(TCR) (sel rĕ-sep'tŏr)
An adhesion molecule on the membrane of T lymphocytes, which serves as the receptor for antigen bound to antigen-presenting cells (APC) through MHC molecules. It is expressed in a complex with CD3. It is in proximity to the MHC-restricted receptor (CD4 or CD8).
Synonym(s): T-lymphocyte antigen receptor.

T-cell receptor

Abbreviation: TCR
One of two polypeptide chains (a or ß) on the surface of T lymphocytes that recognize and bind foreign antigens. TCRs are antigen specific; their activity depends on antigen processing by macrophages or other antigen-presenting cells and the presence of major histocompatibility complex proteins to which peptides from the antigen are bound.
See: autoimmunity; immune response; T cell
See also: receptor
References in periodicals archive ?
As a result, they don't make typical antibodies or T cell receptors.
Over time, this fragment endowed descendants of that ancient creature with the DNA-shuffling ability needed to create vast arrays of antibodies and T cell receptors.
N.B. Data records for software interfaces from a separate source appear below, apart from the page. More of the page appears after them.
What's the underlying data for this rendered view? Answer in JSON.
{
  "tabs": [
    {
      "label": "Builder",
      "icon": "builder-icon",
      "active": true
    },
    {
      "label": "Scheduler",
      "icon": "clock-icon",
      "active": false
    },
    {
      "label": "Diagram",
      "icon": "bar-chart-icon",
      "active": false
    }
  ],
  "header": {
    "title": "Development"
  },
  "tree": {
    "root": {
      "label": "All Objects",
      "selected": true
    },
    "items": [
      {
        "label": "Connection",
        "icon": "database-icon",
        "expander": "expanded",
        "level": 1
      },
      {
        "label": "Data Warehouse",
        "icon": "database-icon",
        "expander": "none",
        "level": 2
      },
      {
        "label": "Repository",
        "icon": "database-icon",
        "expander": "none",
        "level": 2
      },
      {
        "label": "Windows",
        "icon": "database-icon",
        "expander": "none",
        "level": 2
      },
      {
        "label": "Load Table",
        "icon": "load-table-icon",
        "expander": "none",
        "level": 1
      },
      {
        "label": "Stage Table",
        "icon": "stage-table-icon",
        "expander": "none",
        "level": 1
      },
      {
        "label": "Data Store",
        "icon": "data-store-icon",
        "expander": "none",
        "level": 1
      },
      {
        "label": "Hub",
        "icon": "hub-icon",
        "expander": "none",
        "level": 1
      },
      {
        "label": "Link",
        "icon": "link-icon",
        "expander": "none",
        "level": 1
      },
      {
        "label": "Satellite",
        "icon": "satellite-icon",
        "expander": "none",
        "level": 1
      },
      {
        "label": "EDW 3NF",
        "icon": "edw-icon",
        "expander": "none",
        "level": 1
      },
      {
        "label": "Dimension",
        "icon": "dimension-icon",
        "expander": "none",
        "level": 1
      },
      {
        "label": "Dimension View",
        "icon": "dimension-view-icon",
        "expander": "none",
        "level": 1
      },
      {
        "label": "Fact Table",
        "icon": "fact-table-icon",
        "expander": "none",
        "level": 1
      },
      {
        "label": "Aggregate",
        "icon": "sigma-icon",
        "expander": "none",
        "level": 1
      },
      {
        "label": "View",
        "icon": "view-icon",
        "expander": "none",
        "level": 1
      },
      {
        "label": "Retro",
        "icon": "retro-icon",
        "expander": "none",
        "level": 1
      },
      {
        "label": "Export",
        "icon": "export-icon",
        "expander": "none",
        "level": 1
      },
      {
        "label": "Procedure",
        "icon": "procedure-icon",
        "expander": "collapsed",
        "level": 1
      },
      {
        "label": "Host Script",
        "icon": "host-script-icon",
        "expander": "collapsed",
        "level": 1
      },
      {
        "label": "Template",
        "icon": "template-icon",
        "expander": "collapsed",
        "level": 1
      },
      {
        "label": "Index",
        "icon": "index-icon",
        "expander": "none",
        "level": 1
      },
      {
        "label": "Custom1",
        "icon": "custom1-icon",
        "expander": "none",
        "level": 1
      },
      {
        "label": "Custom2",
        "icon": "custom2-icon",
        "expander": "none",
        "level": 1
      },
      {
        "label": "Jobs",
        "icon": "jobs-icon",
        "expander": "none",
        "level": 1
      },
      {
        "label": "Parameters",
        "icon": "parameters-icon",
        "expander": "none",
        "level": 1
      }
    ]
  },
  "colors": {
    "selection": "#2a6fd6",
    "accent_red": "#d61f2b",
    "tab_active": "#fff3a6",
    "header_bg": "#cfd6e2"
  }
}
Brenner of Harvard University and Leonard Chess of Columbia University in New York City presented research by their laboratories indicating that there is a second class of T cell receptors.